Part 11- Venice, Italy
In the harsh light of midday, the Venetian canal water is the non-color of my interior designer sister’s bedroom. It’s a brown-gray-green if you have to name it, but truly, it’s a non-color. The kind that sets off what’s around it like the red, green and white of the Italian flag or crimson-winged lion flag of Venice. Both flap in the wind as I pass through the canal. My sister likes this color. I prefer not to eat anything that comes from it. No fresh fish for me here. Catch of the day? No thanks. The canals form the dark passages I could paint and are the roads that connect the towns’ walking streets. No cars, only boats and water and whatever the boats leave behind in the water. Imagine hauling everything you need or no longer need, in and out of your city by boat. The ornate black gondolas with their customary blue and white striped sailor shirts and top hats with ribbons do none of this real work. They sing to splurging tourists and remind me of the kindergarten convicts on the bus in Trieste. Perhaps this is really what they were in training for. I only mistook them for baby felons; they were really miniature gondola drivers.
Venice forces me to think more about photography and the lengths I would go to for a good photo. In a place so beautiful, yet so insanely crowded, it’s actually quite difficult to get a great picture. Try as I might, I just can’t get myself out of bed at 5:30AM before everyone else. I want to erase the groups of Germans and Swedes that clutter my shots. I selfishly want to be the only tourist here. I don’t want to be the one who clutters other photographers’ shots. I know they are here because I see them with their long lenses and impatient toe tapping. They’re waiting for me to move out of their photos as I wait for them to move out of mine.
I’ve been here before and always imagined romantic adventures. I’ve pictured gondola rides wrapped in the arms of some handsome Italian. He in his dazzling white linen shirt and brown skin. Me in my spray-on fake tan and skinny jeans that in reality don’t fit. Now my fantasy involves mowing down the throngs of loud tourist with a rapid-fire machine gun. Perhaps that sounds harsh. A simple BB gun carelessly pumped in the general direction of the crowd would surely mean someone would lose an eye in the fun and games. The tourists would scurry off like the sugar ants and cyclists in Asolo, and I would have lovely uncluttered photos. I wonder if I should worry about the underlying violence I seem to harbor as of late. The way I use my butter knife, with it’s short dull edge, to painfully cut in half a six-inch salami sausage. The way I smashed a bottle of South African wine after reading the label without even tasting it. Yes, perhaps I should worry. But I have no therapist in Europe and will just have to mind my primal instincts the best I can. For today, the tourists, and others, are safe. This must be the beginning of my angry stage.

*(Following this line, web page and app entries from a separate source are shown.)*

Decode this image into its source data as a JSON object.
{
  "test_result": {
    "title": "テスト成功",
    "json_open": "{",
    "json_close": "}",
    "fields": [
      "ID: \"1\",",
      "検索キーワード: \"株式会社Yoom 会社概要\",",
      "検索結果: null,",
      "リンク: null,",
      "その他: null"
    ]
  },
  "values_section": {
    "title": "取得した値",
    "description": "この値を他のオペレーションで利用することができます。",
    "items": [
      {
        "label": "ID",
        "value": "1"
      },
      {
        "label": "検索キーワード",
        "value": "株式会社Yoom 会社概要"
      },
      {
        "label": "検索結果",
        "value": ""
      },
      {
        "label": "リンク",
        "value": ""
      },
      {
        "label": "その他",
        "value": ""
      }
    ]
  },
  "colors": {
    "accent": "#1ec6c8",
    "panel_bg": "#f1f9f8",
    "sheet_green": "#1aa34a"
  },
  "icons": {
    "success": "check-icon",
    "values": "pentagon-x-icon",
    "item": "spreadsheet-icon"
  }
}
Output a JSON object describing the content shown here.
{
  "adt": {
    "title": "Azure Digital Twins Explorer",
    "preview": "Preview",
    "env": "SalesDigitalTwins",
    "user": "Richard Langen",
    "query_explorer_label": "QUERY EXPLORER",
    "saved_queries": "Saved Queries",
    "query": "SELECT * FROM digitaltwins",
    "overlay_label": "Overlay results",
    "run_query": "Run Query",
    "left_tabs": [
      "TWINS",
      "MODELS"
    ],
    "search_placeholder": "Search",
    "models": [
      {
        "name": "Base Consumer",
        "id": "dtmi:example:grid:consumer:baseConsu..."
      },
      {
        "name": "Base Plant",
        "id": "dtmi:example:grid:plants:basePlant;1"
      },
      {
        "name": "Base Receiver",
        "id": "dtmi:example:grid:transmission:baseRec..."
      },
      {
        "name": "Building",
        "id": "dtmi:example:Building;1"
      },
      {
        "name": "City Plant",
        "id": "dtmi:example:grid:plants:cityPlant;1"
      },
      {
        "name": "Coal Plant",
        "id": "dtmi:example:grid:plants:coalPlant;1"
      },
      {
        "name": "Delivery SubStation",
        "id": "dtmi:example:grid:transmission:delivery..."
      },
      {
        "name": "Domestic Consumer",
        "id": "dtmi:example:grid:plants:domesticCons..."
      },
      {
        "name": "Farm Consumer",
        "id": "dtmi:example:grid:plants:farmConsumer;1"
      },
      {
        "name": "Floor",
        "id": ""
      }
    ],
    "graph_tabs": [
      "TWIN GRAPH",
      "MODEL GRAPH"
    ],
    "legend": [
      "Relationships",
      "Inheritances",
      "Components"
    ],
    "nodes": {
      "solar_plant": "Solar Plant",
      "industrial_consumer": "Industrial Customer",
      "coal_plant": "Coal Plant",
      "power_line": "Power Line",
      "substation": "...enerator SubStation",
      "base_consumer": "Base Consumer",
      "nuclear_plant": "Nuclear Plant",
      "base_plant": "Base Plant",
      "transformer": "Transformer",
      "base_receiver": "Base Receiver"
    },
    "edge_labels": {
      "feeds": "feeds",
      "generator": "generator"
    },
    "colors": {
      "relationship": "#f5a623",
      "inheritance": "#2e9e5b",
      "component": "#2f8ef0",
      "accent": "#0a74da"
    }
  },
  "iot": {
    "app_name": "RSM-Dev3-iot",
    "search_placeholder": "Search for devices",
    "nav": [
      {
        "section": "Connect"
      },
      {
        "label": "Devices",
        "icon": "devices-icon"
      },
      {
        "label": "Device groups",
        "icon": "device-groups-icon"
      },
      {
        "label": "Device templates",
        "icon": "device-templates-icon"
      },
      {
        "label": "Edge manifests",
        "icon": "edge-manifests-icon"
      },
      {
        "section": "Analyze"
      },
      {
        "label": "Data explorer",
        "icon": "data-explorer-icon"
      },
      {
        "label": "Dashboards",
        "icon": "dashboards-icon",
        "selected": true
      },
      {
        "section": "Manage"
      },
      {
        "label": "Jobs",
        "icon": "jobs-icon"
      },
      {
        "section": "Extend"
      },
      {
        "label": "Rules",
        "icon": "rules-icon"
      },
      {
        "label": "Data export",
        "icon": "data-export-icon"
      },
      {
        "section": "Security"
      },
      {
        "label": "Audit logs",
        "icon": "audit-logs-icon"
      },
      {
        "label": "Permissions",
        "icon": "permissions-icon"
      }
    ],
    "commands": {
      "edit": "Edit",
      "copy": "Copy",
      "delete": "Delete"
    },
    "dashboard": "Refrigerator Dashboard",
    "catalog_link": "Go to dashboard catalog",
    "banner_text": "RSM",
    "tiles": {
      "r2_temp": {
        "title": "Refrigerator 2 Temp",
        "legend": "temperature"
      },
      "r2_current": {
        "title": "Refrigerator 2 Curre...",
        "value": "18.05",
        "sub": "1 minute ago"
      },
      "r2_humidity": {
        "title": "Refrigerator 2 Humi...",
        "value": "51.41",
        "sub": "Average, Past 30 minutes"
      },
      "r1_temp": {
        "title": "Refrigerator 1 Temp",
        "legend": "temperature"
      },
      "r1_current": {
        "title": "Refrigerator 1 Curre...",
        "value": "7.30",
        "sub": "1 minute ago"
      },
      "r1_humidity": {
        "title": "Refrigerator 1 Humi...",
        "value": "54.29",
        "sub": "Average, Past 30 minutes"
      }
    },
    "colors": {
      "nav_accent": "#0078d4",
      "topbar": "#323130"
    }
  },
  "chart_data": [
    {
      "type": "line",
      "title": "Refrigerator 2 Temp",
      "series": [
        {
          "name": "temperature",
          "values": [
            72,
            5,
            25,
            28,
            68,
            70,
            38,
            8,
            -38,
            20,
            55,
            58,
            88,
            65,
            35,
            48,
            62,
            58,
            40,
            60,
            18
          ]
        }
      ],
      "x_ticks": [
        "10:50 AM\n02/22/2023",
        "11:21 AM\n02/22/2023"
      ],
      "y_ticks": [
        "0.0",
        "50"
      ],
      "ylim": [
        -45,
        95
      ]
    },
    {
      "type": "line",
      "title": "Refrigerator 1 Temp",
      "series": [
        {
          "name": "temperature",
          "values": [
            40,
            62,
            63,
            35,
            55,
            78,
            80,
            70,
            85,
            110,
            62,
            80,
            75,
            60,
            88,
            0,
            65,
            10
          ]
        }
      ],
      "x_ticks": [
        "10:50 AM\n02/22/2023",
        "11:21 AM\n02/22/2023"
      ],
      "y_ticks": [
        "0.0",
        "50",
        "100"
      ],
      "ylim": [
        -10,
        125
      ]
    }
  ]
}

Carmen and I try to lose ourselves in the narrow side streets and alleyways where, on occasion, we enjoy the luxury of being the only ones around. It’s hot, the kind of hot you might expect in Venice during the summer. The kind where you wilt like a flower and absolutely must stop for gelato – twice – in one afternoon. I am gleeful to discover that fruit gelato, which might otherwise be called sorbet, but is somehow much smoother and creamier, does not have dairy. I eat cantaloupe and strawberry, one scoop of each, in a cup. My tiny spoon digs away at the melting mound with the enthusiasm of the energizer bunny. I narrowly escape a brain-freeze. Relief, we can walk at least another ten feet now until we can find a stand-up espresso.
We meet two women who are here on business for two weeks. They tell us of each and every gallery they’ve seen. So much energy for this heat. They have interesting careers that apparently take them to fabulous places and make them money. I have no idea what’s next in my own career. So many huge issues to face. COBRA or health insurance for the self-employed with a pre-existing condition. Now there’s an oxymoron. A new mortgage payment, studio overhead, enough concentration to market to new commercial clients … I’ve been avoiding thinking of this topic and want to delay it further.
They tell us of a month-long art show that is all the rage. “Iceland,” as the show is called is only a short walk from the church steps where we rested with the women-of-perfect-lives. We enter a building that sits facing the Grand Canal. The water laps in through the barred doors and threatens the windows. This is prime real estate in Venice. Just be aware of the floods that cover the ground floor of the city 100 times per year. The artist sits with his paintbrushes and pallet at the back of the room. The model sits in his underwear on an old tattered couch and smokes. Both of them are writing in journals and seem to be in their own worlds. There are empty beer bottles and blank canvasses scattered around the huge space. There are several painted canvasses depicting the nearly naked model smoking what seems to be the same cigarette in various positions. Sometime he drinks a beer or plays a guitar. The artist will do one painting per day all month while the model apparently gets lung cancer and perpetually drunk.
Perhaps this is my next career.